:: DATA PROVIDED ::
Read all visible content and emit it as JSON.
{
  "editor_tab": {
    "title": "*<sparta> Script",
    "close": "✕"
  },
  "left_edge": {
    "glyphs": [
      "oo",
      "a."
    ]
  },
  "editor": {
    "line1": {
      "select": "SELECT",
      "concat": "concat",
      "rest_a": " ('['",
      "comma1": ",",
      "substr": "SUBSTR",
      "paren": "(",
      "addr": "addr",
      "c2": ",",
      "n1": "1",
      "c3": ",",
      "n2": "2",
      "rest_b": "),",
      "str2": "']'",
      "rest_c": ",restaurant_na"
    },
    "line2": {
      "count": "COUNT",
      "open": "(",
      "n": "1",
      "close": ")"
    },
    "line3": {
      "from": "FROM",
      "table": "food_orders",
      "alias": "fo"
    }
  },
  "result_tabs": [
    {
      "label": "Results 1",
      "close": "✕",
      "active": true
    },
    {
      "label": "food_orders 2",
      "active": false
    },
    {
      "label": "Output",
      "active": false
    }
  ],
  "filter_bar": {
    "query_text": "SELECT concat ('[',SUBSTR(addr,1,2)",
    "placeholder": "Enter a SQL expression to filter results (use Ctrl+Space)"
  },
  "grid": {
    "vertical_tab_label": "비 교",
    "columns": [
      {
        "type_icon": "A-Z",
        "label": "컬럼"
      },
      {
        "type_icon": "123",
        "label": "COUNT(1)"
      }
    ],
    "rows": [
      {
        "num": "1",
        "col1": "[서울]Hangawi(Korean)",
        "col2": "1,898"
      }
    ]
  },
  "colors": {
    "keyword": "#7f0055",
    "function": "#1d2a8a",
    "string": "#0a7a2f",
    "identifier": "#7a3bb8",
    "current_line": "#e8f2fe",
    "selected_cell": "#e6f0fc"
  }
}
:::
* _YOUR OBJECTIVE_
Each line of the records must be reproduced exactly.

* _RESPONSE FOR THIS EXERCISE_
Read all visible content and emit it as JSON.
{
  "editor_tab": {
    "title": "*<sparta> Script",
    "close": "✕"
  },
  "left_edge": {
    "glyphs": [
      "oo",
      "a."
    ]
  },
  "editor": {
    "line1": {
      "select": "SELECT",
      "concat": "concat",
      "rest_a": " ('['",
      "comma1": ",",
      "substr": "SUBSTR",
      "paren": "(",
      "addr": "addr",
      "c2": ",",
      "n1": "1",
      "c3": ",",
      "n2": "2",
      "rest_b": "),",
      "str2": "']'",
      "rest_c": ",restaurant_na"
    },
    "line2": {
      "count": "COUNT",
      "open": "(",
      "n": "1",
      "close": ")"
    },
    "line3": {
      "from": "FROM",
      "table": "food_orders",
      "alias": "fo"
    }
  },
  "result_tabs": [
    {
      "label": "Results 1",
      "close": "✕",
      "active": true
    },
    {
      "label": "food_orders 2",
      "active": false
    },
    {
      "label": "Output",
      "active": false
    }
  ],
  "filter_bar": {
    "query_text": "SELECT concat ('[',SUBSTR(addr,1,2)",
    "placeholder": "Enter a SQL expression to filter results (use Ctrl+Space)"
  },
  "grid": {
    "vertical_tab_label": "비 교",
    "columns": [
      {
        "type_icon": "A-Z",
        "label": "컬럼"
      },
      {
        "type_icon": "123",
        "label": "COUNT(1)"
      }
    ],
    "rows": [
      {
        "num": "1",
        "col1": "[서울]Hangawi(Korean)",
        "col2": "1,898"
      }
    ]
  },
  "colors": {
    "keyword": "#7f0055",
    "function": "#1d2a8a",
    "string": "#0a7a2f",
    "identifier": "#7a3bb8",
    "current_line": "#e8f2fe",
    "selected_cell": "#e6f0fc"
  }
}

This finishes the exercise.